### DESCRIPTION OF THE TASK
Keep the wording of every entry exactly as it is while leaving the pictures out of your copy.

### DATASET CONTENT
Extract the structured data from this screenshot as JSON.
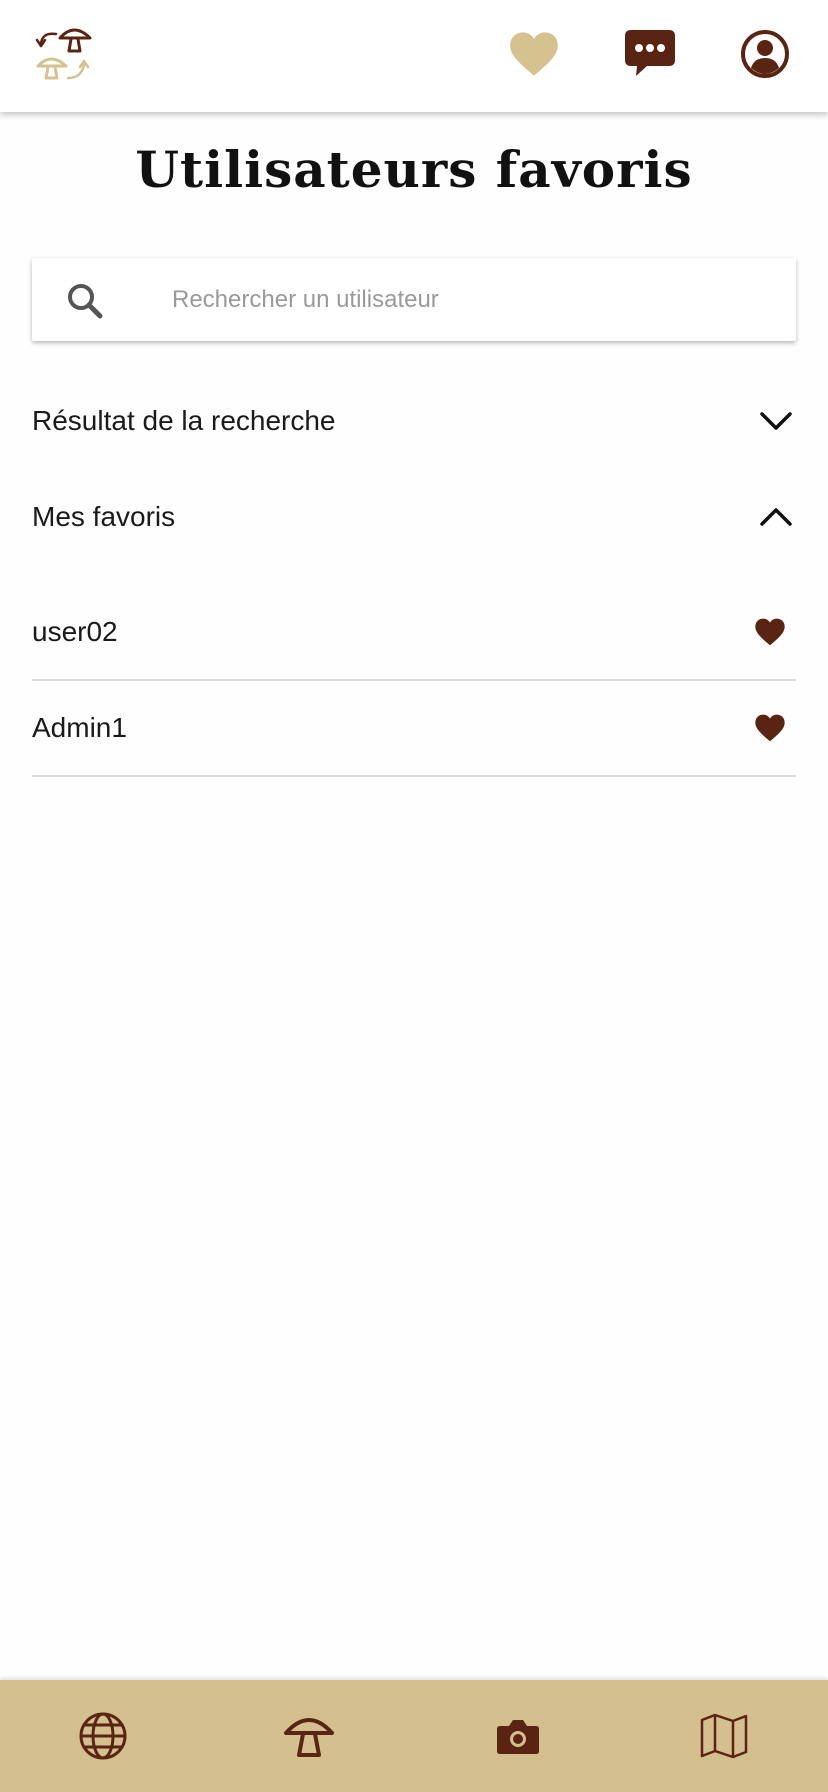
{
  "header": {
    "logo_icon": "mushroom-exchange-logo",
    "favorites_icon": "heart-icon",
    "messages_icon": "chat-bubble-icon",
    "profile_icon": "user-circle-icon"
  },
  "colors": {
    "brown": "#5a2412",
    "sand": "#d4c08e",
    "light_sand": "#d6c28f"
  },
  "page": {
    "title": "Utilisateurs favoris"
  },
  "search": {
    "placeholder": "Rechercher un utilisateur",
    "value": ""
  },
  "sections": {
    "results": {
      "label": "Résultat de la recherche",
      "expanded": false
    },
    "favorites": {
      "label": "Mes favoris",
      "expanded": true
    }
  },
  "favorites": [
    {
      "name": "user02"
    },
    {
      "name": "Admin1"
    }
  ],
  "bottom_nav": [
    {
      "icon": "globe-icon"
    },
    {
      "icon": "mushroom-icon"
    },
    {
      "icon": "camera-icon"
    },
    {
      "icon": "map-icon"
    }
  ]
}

### SOLUTION TO THE PROBLEM
Extract the structured data from this screenshot as JSON.
{
  "header": {
    "logo_icon": "mushroom-exchange-logo",
    "favorites_icon": "heart-icon",
    "messages_icon": "chat-bubble-icon",
    "profile_icon": "user-circle-icon"
  },
  "colors": {
    "brown": "#5a2412",
    "sand": "#d4c08e",
    "light_sand": "#d6c28f"
  },
  "page": {
    "title": "Utilisateurs favoris"
  },
  "search": {
    "placeholder": "Rechercher un utilisateur",
    "value": ""
  },
  "sections": {
    "results": {
      "label": "Résultat de la recherche",
      "expanded": false
    },
    "favorites": {
      "label": "Mes favoris",
      "expanded": true
    }
  },
  "favorites": [
    {
      "name": "user02"
    },
    {
      "name": "Admin1"
    }
  ],
  "bottom_nav": [
    {
      "icon": "globe-icon"
    },
    {
      "icon": "mushroom-icon"
    },
    {
      "icon": "camera-icon"
    },
    {
      "icon": "map-icon"
    }
  ]
}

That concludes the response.